Pick out each line of the records in which the word "this" appears.

# Supplied material:
+++
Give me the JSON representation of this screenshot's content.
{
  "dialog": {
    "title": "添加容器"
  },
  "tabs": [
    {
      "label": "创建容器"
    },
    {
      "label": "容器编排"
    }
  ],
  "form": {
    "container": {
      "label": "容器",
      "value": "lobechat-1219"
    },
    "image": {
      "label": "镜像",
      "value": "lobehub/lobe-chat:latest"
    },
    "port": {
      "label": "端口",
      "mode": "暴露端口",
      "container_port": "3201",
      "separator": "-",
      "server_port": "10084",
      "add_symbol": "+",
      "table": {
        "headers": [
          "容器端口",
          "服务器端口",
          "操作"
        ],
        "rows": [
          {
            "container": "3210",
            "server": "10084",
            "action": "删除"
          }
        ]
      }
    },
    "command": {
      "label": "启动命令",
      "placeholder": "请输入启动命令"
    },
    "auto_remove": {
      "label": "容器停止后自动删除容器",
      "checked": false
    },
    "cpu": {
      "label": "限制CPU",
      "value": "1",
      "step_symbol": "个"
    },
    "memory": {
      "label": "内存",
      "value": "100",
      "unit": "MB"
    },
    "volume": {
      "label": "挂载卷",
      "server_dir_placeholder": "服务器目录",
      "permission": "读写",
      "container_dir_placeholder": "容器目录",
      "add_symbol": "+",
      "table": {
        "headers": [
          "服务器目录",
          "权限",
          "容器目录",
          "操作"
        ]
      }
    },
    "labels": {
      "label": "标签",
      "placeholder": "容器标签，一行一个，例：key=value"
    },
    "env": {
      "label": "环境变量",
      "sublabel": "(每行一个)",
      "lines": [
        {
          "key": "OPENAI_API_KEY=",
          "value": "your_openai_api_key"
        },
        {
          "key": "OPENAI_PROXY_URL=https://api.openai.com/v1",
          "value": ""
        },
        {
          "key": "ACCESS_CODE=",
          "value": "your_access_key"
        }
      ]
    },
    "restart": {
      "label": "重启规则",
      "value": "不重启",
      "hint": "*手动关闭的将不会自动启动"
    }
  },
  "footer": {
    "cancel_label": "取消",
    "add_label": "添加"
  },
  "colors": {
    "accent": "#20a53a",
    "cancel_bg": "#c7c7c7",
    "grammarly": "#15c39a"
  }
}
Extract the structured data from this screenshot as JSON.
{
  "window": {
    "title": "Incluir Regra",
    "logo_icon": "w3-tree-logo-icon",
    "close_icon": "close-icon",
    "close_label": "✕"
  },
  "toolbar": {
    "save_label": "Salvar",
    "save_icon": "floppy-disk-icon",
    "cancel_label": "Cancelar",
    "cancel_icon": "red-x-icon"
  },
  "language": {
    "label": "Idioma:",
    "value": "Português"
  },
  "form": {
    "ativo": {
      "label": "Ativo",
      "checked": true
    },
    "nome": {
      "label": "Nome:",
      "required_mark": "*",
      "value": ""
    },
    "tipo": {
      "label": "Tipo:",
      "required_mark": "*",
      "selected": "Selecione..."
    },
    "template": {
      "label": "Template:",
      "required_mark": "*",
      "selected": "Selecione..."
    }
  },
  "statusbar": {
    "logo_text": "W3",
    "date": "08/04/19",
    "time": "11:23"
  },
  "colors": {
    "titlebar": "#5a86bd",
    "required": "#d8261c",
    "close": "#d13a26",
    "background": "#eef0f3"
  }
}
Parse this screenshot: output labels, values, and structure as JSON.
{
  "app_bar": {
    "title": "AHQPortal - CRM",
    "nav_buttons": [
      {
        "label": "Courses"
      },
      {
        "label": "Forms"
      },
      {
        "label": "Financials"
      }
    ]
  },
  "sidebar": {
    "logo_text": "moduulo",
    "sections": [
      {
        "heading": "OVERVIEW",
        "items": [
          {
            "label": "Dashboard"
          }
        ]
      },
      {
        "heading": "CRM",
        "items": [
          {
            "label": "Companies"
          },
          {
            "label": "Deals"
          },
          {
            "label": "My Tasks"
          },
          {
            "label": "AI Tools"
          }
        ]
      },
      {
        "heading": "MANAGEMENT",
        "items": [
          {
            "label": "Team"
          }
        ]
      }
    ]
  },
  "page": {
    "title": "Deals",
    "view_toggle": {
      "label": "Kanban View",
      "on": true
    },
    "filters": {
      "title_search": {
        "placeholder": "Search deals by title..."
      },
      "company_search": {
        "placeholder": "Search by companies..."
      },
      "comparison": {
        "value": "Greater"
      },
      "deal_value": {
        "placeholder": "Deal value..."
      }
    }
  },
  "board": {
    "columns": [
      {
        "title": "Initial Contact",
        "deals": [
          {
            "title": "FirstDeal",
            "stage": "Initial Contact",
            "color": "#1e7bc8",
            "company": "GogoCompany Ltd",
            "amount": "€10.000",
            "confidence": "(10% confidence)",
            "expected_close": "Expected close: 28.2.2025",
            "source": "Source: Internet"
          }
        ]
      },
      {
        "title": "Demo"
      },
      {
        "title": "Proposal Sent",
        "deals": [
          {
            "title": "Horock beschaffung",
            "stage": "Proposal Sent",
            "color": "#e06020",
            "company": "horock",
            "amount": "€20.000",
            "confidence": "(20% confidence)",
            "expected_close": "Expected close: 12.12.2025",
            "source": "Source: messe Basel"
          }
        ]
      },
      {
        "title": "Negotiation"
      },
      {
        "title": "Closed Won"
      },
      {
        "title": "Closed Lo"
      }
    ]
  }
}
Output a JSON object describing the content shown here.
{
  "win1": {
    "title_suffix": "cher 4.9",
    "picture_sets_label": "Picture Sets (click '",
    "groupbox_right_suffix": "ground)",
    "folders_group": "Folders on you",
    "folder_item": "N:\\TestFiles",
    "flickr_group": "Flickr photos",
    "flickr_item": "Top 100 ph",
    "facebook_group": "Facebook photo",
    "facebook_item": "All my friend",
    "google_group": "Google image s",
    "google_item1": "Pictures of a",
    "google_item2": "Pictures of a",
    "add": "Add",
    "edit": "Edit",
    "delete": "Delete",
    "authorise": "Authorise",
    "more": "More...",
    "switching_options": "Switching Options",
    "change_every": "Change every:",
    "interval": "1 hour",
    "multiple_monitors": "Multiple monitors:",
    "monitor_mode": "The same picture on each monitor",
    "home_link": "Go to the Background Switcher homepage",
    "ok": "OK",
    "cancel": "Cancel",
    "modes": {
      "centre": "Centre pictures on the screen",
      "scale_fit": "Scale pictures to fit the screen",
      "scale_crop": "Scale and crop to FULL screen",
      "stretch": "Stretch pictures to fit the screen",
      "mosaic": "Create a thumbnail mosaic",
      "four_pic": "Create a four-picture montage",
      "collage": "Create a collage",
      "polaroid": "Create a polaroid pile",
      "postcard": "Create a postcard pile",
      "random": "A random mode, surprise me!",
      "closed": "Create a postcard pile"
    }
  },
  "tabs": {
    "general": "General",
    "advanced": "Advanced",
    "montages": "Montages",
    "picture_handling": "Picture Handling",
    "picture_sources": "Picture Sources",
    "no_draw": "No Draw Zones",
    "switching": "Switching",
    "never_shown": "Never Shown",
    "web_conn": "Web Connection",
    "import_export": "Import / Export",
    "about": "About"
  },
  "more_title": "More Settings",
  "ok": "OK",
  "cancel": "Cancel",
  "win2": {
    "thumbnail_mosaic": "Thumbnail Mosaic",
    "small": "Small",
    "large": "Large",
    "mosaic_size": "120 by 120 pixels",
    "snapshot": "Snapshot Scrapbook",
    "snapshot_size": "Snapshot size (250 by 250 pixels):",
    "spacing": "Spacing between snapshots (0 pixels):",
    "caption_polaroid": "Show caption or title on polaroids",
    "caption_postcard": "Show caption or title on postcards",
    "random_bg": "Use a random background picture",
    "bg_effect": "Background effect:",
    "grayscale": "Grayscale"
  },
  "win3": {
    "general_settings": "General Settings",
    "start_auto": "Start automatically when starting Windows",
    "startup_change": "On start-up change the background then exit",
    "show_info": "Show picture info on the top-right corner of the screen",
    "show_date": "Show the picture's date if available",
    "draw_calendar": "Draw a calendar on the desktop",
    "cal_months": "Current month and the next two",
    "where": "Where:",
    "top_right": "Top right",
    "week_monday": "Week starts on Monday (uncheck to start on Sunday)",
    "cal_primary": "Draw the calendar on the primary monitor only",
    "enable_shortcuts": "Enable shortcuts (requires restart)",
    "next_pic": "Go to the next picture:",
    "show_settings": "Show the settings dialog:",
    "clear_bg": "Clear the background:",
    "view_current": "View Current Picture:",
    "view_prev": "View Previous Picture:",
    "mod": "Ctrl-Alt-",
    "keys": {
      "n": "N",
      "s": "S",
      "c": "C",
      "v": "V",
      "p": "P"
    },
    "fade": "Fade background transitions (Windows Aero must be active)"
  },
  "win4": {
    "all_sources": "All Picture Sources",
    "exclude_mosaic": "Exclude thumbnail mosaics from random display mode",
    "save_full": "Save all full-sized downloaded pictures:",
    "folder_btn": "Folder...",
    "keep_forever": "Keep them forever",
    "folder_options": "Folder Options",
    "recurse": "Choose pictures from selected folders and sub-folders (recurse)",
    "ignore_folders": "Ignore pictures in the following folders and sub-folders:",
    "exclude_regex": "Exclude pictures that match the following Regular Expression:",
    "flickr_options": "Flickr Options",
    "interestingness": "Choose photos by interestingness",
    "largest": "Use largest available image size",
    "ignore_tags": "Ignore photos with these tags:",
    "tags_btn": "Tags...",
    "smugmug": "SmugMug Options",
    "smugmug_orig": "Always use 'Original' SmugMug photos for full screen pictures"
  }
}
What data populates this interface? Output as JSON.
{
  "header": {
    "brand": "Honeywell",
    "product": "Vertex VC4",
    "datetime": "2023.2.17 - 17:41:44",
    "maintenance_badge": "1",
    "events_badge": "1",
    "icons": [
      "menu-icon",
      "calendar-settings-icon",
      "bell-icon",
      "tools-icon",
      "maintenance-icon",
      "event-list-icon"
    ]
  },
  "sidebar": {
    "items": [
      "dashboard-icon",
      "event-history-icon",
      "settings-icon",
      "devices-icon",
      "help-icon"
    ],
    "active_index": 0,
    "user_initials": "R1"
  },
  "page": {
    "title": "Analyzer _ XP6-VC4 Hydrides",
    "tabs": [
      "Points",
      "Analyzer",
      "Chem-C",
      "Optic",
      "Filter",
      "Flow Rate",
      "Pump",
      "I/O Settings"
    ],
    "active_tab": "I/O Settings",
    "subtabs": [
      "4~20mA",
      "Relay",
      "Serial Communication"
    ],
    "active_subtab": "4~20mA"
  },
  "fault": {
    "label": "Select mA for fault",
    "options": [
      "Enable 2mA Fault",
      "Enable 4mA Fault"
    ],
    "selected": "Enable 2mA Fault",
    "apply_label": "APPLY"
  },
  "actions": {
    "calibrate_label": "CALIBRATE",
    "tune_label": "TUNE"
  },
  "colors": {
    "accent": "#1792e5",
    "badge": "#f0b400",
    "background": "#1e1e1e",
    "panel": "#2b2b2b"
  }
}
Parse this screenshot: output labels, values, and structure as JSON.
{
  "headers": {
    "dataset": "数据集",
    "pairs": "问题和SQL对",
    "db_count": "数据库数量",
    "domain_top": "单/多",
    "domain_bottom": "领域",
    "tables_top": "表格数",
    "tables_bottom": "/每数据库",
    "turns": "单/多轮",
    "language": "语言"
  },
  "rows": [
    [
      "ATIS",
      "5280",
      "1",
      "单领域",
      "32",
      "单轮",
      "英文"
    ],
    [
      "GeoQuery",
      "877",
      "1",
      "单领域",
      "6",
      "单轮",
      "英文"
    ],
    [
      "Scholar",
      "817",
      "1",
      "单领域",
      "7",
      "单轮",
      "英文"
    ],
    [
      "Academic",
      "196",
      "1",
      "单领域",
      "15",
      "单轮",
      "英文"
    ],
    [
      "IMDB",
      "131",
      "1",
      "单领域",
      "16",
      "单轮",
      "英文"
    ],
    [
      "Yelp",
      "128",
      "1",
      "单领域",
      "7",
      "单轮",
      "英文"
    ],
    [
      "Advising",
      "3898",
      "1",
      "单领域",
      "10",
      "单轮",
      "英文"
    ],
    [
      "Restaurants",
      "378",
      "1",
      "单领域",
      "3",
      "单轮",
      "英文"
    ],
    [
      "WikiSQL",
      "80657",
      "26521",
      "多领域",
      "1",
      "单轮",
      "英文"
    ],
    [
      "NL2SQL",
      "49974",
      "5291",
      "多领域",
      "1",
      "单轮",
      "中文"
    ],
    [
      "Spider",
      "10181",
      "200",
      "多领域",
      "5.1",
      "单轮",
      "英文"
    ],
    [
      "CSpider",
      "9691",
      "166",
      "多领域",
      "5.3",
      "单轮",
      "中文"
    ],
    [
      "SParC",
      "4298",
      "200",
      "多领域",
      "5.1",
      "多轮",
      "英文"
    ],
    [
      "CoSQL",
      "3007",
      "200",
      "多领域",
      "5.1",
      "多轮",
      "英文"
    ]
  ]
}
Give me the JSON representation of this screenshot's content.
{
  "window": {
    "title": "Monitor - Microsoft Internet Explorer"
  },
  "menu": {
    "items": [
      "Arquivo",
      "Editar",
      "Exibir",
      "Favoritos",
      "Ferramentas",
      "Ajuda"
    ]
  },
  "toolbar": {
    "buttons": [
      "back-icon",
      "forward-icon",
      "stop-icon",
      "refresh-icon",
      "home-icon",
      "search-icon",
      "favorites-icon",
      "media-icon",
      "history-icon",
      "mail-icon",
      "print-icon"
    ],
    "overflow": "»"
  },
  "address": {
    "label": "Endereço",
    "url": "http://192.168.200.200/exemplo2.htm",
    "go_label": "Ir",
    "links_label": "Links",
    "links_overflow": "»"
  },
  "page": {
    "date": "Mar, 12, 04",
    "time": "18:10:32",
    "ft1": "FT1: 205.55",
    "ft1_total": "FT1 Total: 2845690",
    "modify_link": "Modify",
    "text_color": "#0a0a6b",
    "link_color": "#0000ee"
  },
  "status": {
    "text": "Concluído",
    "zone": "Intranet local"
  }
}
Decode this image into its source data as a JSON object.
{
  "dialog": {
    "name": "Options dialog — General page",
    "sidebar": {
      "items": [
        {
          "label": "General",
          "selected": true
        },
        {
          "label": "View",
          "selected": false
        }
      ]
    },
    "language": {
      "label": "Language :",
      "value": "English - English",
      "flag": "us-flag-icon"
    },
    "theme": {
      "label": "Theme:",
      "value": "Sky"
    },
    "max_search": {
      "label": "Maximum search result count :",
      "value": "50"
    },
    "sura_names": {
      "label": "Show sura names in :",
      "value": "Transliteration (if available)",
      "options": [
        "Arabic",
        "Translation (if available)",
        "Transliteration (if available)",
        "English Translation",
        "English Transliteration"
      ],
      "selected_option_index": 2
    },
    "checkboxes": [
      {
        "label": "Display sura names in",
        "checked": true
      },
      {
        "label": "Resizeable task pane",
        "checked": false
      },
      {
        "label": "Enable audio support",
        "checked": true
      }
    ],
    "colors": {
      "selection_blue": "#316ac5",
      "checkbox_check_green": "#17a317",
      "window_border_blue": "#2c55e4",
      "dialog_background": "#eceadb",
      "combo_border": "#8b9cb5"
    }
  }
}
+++
# Solved problem:
Give me the JSON representation of this screenshot's content.
Extract the structured data from this screenshot as JSON.
Parse this screenshot: output labels, values, and structure as JSON.
What data populates this interface? Output as JSON.
Parse this screenshot: output labels, values, and structure as JSON.
Give me the JSON representation of this screenshot's content.
Decode this image into its source data as a JSON object.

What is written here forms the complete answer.